**INSTRUCTIONS FOR THE TASK:** Set the listing down once more, exactly as given.

**DATA:**
--------
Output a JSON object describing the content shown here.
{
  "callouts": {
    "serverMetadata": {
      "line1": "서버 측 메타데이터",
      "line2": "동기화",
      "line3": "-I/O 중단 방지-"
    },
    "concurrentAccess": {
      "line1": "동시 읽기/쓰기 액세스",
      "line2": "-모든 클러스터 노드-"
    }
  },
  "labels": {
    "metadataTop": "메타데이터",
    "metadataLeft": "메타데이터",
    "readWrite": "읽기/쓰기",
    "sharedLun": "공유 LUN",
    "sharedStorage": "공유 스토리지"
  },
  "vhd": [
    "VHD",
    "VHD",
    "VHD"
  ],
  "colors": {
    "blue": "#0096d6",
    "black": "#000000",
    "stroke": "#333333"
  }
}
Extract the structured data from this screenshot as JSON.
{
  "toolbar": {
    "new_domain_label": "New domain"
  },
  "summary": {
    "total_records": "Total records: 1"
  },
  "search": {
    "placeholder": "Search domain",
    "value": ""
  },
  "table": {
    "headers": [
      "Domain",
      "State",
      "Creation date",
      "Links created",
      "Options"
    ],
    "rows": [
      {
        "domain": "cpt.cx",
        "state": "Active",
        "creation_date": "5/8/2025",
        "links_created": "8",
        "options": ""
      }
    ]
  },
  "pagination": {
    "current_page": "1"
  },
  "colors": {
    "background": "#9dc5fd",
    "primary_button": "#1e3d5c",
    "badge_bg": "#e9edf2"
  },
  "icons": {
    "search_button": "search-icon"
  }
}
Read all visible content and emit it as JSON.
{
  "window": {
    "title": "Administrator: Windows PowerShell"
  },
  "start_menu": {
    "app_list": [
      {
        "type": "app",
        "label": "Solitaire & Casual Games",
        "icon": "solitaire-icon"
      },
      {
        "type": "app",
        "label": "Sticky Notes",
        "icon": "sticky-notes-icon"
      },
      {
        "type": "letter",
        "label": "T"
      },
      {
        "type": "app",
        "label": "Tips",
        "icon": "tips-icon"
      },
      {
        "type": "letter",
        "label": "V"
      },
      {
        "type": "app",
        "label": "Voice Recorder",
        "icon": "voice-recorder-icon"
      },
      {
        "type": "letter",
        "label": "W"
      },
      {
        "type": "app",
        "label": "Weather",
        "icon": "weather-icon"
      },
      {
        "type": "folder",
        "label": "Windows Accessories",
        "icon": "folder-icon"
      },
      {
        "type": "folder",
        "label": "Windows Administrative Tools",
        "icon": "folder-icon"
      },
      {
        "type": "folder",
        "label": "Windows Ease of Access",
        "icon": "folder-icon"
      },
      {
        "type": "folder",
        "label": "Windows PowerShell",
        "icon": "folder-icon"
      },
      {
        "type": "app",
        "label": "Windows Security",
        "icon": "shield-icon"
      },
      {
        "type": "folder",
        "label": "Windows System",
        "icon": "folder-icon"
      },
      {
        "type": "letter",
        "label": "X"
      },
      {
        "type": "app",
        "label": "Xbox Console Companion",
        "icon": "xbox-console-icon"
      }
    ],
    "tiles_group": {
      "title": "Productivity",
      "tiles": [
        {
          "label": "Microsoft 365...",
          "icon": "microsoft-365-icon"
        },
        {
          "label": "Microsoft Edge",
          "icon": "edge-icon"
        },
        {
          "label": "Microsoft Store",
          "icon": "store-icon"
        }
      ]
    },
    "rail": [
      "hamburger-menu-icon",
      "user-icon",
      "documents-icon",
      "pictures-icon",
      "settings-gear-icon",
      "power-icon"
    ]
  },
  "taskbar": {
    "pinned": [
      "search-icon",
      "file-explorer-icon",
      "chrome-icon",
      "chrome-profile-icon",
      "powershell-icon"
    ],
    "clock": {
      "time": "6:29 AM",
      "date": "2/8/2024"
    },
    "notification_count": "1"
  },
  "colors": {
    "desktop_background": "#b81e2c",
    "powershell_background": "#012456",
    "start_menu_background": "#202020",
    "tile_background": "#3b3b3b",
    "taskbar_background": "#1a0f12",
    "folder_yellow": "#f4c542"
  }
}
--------
**RESPONSE TO THIS TASK:**
Output a JSON object describing the content shown here.
{
  "callouts": {
    "serverMetadata": {
      "line1": "서버 측 메타데이터",
      "line2": "동기화",
      "line3": "-I/O 중단 방지-"
    },
    "concurrentAccess": {
      "line1": "동시 읽기/쓰기 액세스",
      "line2": "-모든 클러스터 노드-"
    }
  },
  "labels": {
    "metadataTop": "메타데이터",
    "metadataLeft": "메타데이터",
    "readWrite": "읽기/쓰기",
    "sharedLun": "공유 LUN",
    "sharedStorage": "공유 스토리지"
  },
  "vhd": [
    "VHD",
    "VHD",
    "VHD"
  ],
  "colors": {
    "blue": "#0096d6",
    "black": "#000000",
    "stroke": "#333333"
  }
}
Extract the structured data from this screenshot as JSON.
{
  "toolbar": {
    "new_domain_label": "New domain"
  },
  "summary": {
    "total_records": "Total records: 1"
  },
  "search": {
    "placeholder": "Search domain",
    "value": ""
  },
  "table": {
    "headers": [
      "Domain",
      "State",
      "Creation date",
      "Links created",
      "Options"
    ],
    "rows": [
      {
        "domain": "cpt.cx",
        "state": "Active",
        "creation_date": "5/8/2025",
        "links_created": "8",
        "options": ""
      }
    ]
  },
  "pagination": {
    "current_page": "1"
  },
  "colors": {
    "background": "#9dc5fd",
    "primary_button": "#1e3d5c",
    "badge_bg": "#e9edf2"
  },
  "icons": {
    "search_button": "search-icon"
  }
}
Read all visible content and emit it as JSON.
{
  "window": {
    "title": "Administrator: Windows PowerShell"
  },
  "start_menu": {
    "app_list": [
      {
        "type": "app",
        "label": "Solitaire & Casual Games",
        "icon": "solitaire-icon"
      },
      {
        "type": "app",
        "label": "Sticky Notes",
        "icon": "sticky-notes-icon"
      },
      {
        "type": "letter",
        "label": "T"
      },
      {
        "type": "app",
        "label": "Tips",
        "icon": "tips-icon"
      },
      {
        "type": "letter",
        "label": "V"
      },
      {
        "type": "app",
        "label": "Voice Recorder",
        "icon": "voice-recorder-icon"
      },
      {
        "type": "letter",
        "label": "W"
      },
      {
        "type": "app",
        "label": "Weather",
        "icon": "weather-icon"
      },
      {
        "type": "folder",
        "label": "Windows Accessories",
        "icon": "folder-icon"
      },
      {
        "type": "folder",
        "label": "Windows Administrative Tools",
        "icon": "folder-icon"
      },
      {
        "type": "folder",
        "label": "Windows Ease of Access",
        "icon": "folder-icon"
      },
      {
        "type": "folder",
        "label": "Windows PowerShell",
        "icon": "folder-icon"
      },
      {
        "type": "app",
        "label": "Windows Security",
        "icon": "shield-icon"
      },
      {
        "type": "folder",
        "label": "Windows System",
        "icon": "folder-icon"
      },
      {
        "type": "letter",
        "label": "X"
      },
      {
        "type": "app",
        "label": "Xbox Console Companion",
        "icon": "xbox-console-icon"
      }
    ],
    "tiles_group": {
      "title": "Productivity",
      "tiles": [
        {
          "label": "Microsoft 365...",
          "icon": "microsoft-365-icon"
        },
        {
          "label": "Microsoft Edge",
          "icon": "edge-icon"
        },
        {
          "label": "Microsoft Store",
          "icon": "store-icon"
        }
      ]
    },
    "rail": [
      "hamburger-menu-icon",
      "user-icon",
      "documents-icon",
      "pictures-icon",
      "settings-gear-icon",
      "power-icon"
    ]
  },
  "taskbar": {
    "pinned": [
      "search-icon",
      "file-explorer-icon",
      "chrome-icon",
      "chrome-profile-icon",
      "powershell-icon"
    ],
    "clock": {
      "time": "6:29 AM",
      "date": "2/8/2024"
    },
    "notification_count": "1"
  },
  "colors": {
    "desktop_background": "#b81e2c",
    "powershell_background": "#012456",
    "start_menu_background": "#202020",
    "tile_background": "#3b3b3b",
    "taskbar_background": "#1a0f12",
    "folder_yellow": "#f4c542"
  }
}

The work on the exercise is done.